An expert panel is advising a team-based approach to controlling high blood pressure, a condition that affects 68 million American adults and costs the U.S. healthcare system more than $130 billion annually.
The Community Preventive Services Task Force, an independent, 11-member group appointed by the leadership of the federal Centers for Disease Control and Prevention, issued the recommendation based on a review of 77 studies.

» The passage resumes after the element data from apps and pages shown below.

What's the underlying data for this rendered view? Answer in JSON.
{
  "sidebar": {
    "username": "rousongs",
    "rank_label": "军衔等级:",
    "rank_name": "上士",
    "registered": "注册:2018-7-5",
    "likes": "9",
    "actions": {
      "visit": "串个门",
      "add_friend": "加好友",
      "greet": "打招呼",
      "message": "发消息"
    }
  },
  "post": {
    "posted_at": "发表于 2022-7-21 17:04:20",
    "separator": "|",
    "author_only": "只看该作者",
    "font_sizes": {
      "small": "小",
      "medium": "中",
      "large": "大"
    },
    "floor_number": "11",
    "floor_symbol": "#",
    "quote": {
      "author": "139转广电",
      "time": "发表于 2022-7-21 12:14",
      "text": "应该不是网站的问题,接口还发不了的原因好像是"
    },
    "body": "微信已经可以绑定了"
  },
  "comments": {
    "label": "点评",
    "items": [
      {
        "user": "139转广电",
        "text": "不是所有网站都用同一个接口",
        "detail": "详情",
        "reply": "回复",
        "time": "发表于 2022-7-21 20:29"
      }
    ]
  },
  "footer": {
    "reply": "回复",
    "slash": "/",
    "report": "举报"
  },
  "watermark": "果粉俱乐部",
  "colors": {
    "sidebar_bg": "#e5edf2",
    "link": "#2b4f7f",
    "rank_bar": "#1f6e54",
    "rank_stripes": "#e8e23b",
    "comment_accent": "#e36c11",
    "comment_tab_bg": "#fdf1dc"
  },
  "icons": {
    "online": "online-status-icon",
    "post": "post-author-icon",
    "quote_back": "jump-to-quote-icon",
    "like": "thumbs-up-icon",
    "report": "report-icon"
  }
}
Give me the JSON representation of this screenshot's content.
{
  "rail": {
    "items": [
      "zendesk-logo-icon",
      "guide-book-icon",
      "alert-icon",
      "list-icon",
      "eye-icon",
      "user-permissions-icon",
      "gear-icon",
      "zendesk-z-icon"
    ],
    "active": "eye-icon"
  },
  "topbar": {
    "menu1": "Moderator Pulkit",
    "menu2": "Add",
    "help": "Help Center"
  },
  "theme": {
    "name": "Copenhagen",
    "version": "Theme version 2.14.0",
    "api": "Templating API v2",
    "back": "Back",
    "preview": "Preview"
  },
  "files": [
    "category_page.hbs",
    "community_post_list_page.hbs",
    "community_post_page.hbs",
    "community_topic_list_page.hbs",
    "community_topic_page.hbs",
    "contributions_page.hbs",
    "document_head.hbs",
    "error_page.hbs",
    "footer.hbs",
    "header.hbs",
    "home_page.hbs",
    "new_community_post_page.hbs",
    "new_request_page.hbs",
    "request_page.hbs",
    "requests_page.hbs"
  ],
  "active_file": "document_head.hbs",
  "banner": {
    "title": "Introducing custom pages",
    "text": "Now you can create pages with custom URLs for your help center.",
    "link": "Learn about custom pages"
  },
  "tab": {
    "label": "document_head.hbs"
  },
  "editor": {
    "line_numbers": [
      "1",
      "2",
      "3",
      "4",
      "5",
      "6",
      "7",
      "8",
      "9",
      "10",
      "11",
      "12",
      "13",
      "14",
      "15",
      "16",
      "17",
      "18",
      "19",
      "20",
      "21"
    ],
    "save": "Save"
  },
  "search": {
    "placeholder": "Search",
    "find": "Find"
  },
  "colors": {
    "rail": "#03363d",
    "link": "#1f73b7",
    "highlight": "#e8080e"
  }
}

According to their findings, blood-pressure care and control improved when patients were treated by a primary-care physician working with a nurse, dietician, pharmacist and other professionals.
Team-based care was most effective when the members could make modifications to patients' medication regimen, the task force found.
"Adoption of this model throughout the United States would improve blood pressure control for the 68 million adult Americans who have high blood pressure and reduce their risk of heart attack, stroke and other health problems," Dr. Thomas Frieden, the CDC's director, said in a news release
. "This analysis shows that when primary-care physicians and other healthcare professionals with different expertise and approaches work together to support their patients, they can find the right formula for getting blood pressure under control."
Full results of task force's review are expected in May 2013.